---------- DATA FOR REVIEW

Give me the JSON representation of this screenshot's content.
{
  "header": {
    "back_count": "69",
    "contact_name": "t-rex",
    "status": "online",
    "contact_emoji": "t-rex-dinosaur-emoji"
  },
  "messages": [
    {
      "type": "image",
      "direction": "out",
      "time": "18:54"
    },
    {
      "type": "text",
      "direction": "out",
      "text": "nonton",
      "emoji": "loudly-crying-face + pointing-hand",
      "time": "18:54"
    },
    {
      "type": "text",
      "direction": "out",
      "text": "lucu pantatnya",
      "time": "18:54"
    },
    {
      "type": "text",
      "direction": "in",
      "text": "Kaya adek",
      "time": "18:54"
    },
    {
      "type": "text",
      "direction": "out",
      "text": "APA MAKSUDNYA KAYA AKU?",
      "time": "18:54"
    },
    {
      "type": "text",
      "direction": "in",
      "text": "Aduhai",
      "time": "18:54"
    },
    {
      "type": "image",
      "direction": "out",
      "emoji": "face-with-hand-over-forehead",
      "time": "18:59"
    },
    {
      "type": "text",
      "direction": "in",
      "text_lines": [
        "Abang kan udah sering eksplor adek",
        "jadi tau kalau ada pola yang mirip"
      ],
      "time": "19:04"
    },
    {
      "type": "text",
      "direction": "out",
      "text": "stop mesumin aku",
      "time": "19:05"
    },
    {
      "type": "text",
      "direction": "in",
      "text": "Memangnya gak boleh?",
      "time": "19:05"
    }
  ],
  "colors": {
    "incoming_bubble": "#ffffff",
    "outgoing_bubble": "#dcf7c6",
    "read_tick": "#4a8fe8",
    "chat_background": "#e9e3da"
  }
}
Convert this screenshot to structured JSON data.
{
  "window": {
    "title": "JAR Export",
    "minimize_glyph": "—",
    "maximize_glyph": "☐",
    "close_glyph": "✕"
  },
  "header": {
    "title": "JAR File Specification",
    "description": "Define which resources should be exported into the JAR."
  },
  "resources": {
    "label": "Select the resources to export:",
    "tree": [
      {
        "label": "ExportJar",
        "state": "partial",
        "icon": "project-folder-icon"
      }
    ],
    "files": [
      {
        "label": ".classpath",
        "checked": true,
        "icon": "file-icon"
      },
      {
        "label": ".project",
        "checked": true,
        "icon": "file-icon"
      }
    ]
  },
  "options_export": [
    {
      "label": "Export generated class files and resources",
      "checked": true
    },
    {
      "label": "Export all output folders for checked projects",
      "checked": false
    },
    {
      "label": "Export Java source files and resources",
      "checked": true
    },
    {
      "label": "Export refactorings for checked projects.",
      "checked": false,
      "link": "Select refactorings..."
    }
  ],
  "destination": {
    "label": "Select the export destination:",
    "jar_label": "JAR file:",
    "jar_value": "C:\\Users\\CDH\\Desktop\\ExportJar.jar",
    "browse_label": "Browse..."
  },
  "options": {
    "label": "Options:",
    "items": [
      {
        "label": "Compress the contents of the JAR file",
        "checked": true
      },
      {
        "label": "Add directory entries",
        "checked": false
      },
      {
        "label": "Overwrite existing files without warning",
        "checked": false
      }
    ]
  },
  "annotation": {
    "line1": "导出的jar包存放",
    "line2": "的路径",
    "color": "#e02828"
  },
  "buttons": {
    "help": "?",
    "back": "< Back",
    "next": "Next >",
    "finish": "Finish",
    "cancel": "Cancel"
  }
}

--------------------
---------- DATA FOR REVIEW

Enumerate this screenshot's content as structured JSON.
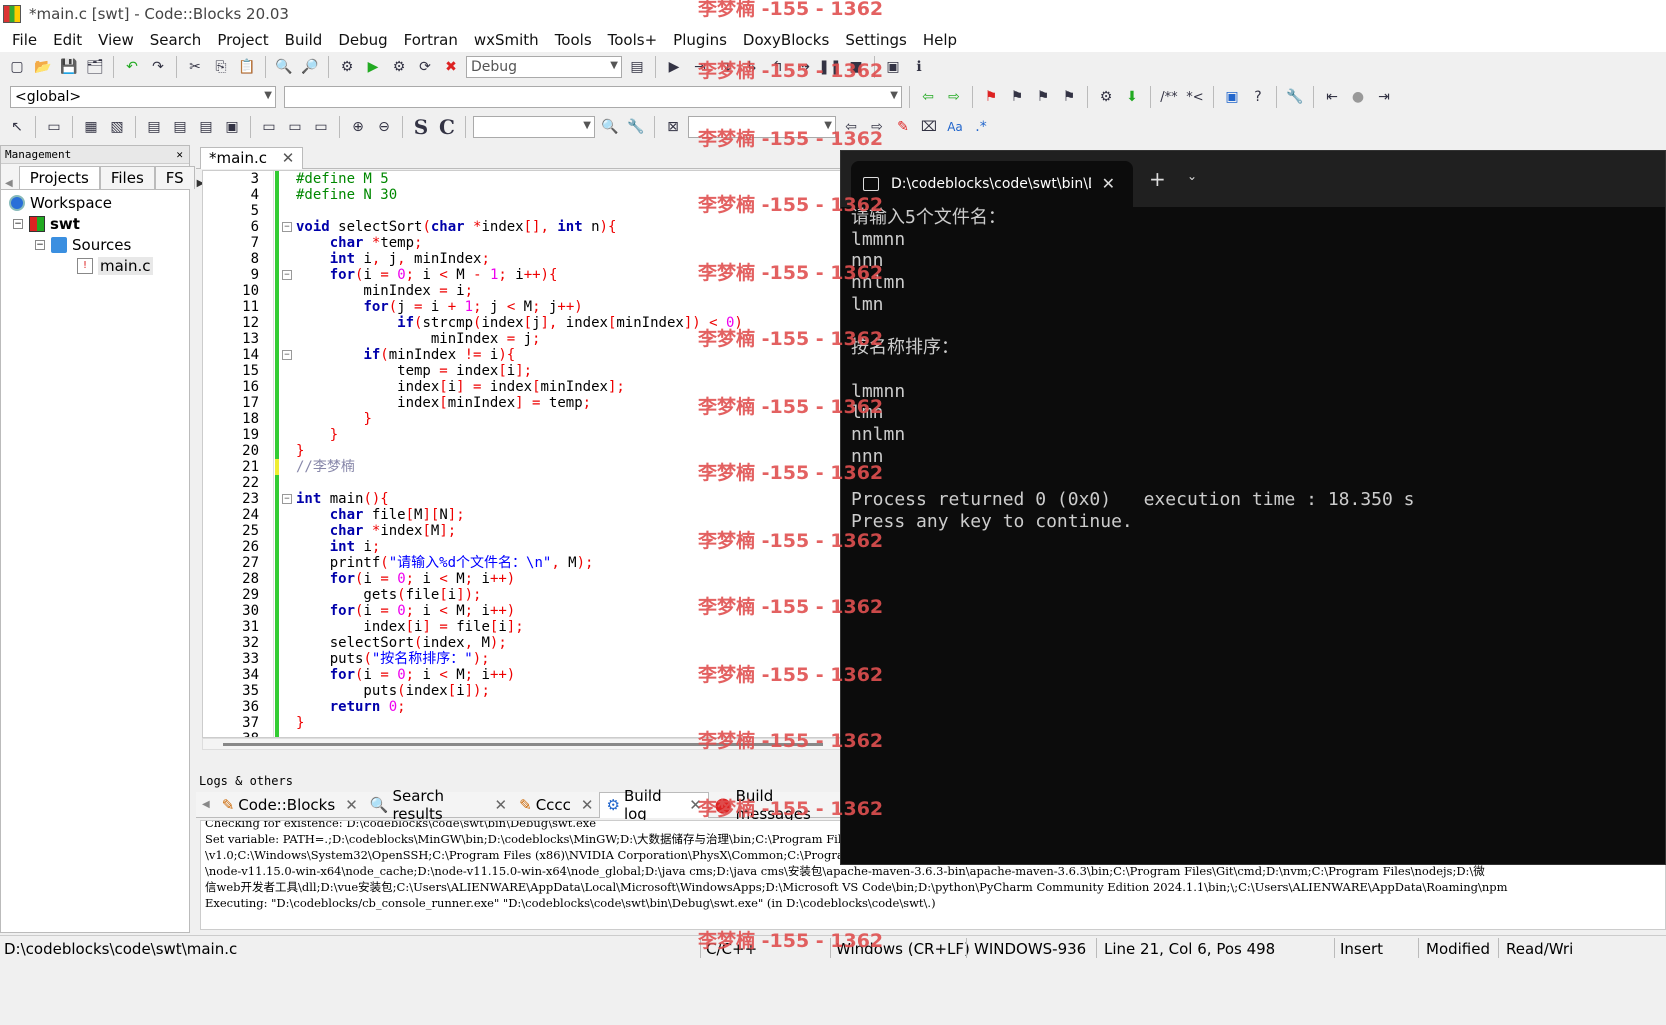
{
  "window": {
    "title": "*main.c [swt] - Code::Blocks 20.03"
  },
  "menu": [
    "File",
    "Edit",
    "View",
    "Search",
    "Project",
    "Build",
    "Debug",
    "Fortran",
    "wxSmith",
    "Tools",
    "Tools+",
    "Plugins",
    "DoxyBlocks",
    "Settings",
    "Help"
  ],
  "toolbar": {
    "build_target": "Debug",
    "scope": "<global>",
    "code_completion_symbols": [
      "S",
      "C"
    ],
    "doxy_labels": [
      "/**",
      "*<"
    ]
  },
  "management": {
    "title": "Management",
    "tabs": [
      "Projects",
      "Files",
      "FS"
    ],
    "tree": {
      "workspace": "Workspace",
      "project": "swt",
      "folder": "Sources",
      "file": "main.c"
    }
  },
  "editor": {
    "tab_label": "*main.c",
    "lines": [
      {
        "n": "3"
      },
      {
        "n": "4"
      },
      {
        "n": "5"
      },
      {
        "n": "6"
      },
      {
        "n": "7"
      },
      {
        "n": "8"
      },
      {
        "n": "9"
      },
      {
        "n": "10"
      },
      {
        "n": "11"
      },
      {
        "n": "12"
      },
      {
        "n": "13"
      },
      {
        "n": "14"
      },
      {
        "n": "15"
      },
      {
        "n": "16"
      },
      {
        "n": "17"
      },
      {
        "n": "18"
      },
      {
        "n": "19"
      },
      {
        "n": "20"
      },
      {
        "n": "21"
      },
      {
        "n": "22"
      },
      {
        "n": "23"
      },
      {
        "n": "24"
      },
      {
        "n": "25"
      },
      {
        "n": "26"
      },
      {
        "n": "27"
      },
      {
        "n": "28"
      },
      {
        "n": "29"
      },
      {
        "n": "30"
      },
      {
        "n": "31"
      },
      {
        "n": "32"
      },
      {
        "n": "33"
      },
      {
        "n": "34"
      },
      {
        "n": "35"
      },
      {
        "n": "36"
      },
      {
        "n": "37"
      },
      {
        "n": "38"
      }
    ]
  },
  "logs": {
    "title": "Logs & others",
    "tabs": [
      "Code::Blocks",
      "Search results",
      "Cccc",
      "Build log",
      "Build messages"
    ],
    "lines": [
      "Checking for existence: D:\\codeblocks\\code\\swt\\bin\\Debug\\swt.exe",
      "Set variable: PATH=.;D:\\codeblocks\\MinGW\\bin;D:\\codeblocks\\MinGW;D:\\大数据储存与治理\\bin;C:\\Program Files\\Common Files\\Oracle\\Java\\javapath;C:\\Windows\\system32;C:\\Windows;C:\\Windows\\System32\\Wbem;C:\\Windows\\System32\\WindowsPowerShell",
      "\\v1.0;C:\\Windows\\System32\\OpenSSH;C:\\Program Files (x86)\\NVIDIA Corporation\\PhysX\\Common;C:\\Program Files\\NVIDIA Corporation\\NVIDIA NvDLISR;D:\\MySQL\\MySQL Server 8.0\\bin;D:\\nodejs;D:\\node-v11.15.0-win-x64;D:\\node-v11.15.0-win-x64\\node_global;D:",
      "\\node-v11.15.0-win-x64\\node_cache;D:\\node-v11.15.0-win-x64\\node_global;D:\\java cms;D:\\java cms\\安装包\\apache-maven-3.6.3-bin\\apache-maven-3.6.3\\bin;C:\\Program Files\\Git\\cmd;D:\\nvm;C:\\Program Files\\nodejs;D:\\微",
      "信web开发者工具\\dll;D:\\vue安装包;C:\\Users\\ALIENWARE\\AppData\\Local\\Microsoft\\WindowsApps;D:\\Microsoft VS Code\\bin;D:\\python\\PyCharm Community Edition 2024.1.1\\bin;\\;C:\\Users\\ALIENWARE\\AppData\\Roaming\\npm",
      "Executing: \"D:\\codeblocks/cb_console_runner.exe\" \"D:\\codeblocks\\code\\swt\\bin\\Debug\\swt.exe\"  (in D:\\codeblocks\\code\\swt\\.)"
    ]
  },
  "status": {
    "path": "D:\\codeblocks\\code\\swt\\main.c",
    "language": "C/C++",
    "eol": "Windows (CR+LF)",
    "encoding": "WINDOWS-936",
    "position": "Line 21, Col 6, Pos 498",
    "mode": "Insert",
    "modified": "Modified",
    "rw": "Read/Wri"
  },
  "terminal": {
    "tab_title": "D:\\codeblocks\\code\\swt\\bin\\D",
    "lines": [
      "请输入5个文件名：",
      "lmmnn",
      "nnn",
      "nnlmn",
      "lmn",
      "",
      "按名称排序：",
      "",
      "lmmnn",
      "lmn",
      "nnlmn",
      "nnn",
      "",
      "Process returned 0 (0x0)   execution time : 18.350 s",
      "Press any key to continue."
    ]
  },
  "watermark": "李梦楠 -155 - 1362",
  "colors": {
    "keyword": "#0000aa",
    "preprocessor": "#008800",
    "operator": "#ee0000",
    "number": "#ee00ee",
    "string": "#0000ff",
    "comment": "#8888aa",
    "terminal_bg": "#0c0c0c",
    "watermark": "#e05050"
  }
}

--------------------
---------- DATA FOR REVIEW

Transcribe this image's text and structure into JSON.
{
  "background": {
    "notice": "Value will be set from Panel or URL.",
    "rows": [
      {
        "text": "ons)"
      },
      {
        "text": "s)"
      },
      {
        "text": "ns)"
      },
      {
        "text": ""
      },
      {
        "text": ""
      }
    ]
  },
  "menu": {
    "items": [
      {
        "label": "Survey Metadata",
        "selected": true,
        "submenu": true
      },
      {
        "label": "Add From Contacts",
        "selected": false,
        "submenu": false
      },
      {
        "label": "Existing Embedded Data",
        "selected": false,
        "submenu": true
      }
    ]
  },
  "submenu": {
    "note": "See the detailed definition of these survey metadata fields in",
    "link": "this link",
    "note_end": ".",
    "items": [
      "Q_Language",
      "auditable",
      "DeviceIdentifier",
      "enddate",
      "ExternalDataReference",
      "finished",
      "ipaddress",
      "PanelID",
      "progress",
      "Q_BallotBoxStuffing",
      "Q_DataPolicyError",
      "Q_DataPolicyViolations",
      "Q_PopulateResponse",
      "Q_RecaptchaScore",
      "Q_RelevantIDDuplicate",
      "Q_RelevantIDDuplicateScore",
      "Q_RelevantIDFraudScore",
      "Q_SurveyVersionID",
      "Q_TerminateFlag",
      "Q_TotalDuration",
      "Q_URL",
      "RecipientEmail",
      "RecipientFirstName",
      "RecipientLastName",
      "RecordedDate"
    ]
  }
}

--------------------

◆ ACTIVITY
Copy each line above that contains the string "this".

◆ TASK RESULT
Give me the JSON representation of this screenshot's content.
Convert this screenshot to structured JSON data.
Enumerate this screenshot's content as structured JSON.
Transcribe this image's text and structure into JSON.
    "link": "this link",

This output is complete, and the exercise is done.